While many blisters heal on their own, WebMD recommends a home draining procedure to help large, painful blisters heal faster. This procedure involves sterilizing a needle with rubbing alcohol, gently puncturing the edge of the blister and pushing the fluid toward the hole to drain it out. Once drained, it is important to wash the area with soap and water and apply antibiotic ointment and a clean, dry bandage.

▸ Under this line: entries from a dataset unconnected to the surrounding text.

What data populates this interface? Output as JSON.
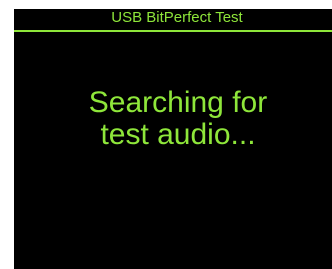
{
  "screen": {
    "title": "USB BitPerfect Test",
    "status_line_1": "Searching for",
    "status_line_2": "test audio..."
  },
  "colors": {
    "background": "#000000",
    "foreground": "#8ee63a"
  }
}
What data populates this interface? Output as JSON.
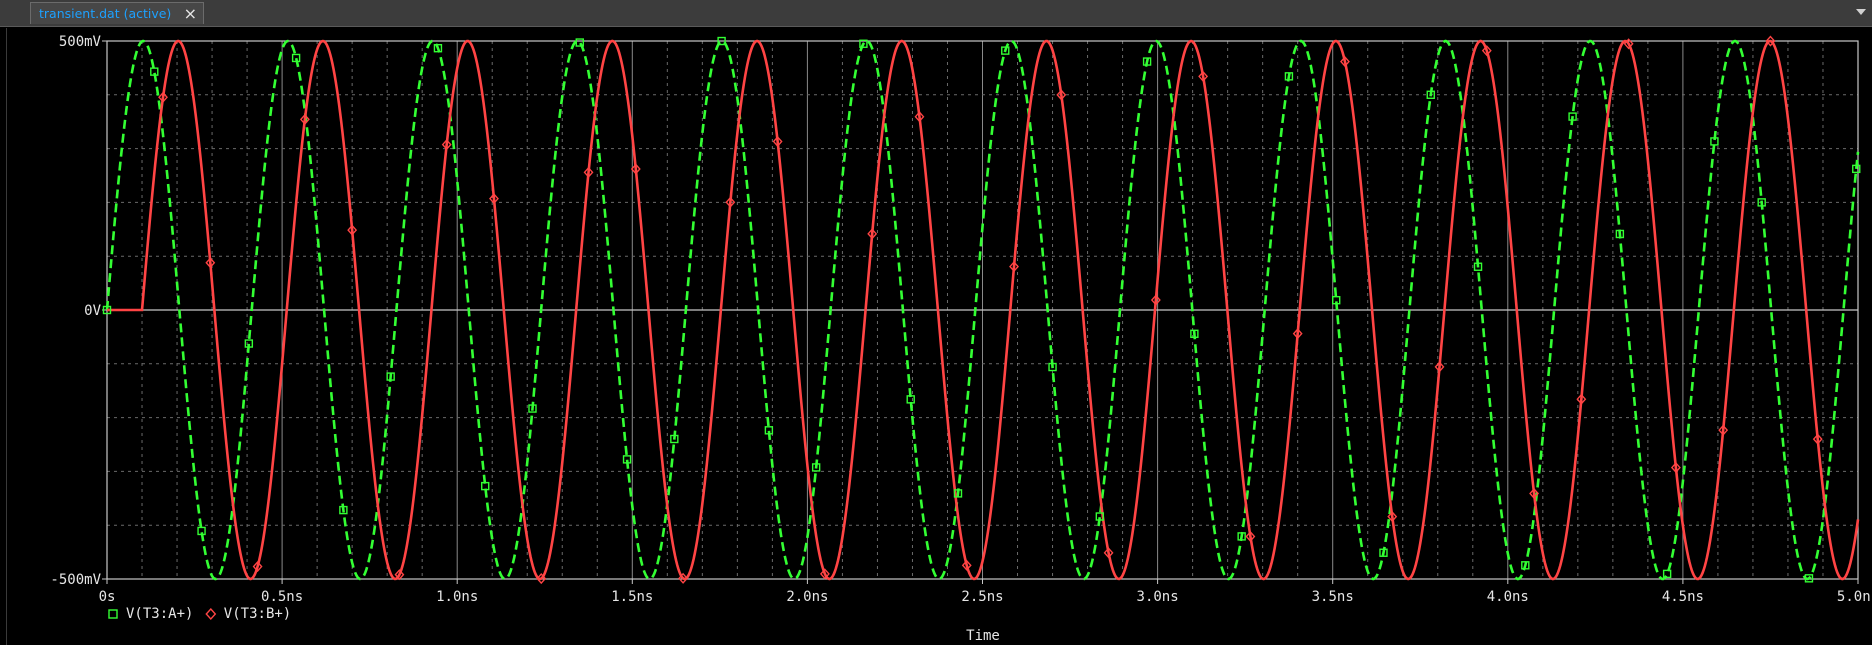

If a blister is small and not too painful, Mayo Clinic recommends keeping it intact, as the skin covering the blister provides a barrier to outside bacteria, reducing the risk of infection and promoting healthy healing. To absorb excess moisture while allowing oxygen to reach the wound, small blisters should be covered with adhesive bandages and large blisters should be covered with porous gauze pads. For those with diabetes or circulation issues, the risk of infection is greater, so consulting a doctor before proceeding with home treatment measures is advised.

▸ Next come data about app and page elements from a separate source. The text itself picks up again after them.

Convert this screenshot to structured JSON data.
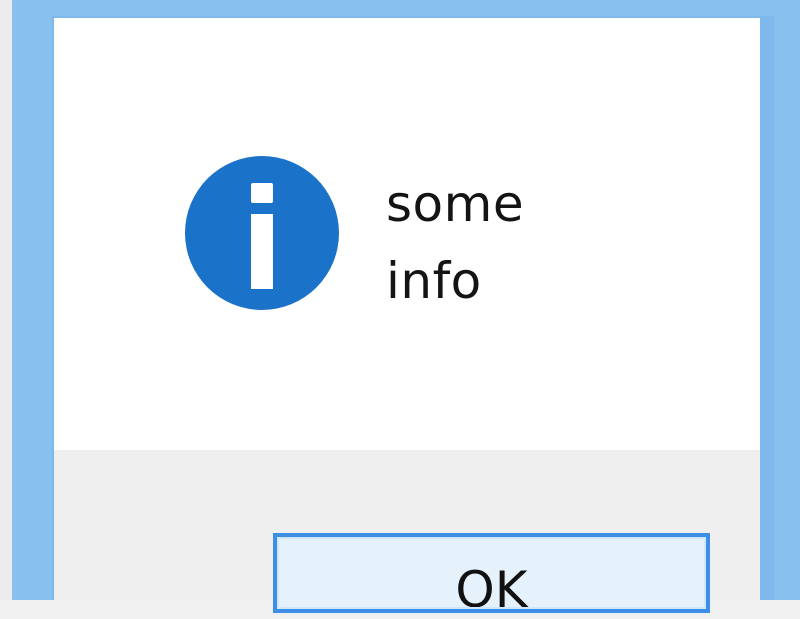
{
  "dialog": {
    "icon": "info-icon",
    "icon_color": "#1b73c9",
    "message_lines": [
      "some",
      "info"
    ],
    "ok_label": "OK"
  },
  "colors": {
    "frame": "#88c0f0",
    "button_border": "#3c8ee6",
    "button_bar": "#efefef"
  }
}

The U.S. National Library of Medicine lists several possible causes of blisters, including allergic reactions, chicken pox, herpes simplex, contact dermatitis, eczema, autoimmune disorders such as pemphigus, and skin diseases such as dermatitis herpetiformis. WebMD lists a number of injuries that can cause blisters, including spider bites and burns from heat or chemicals.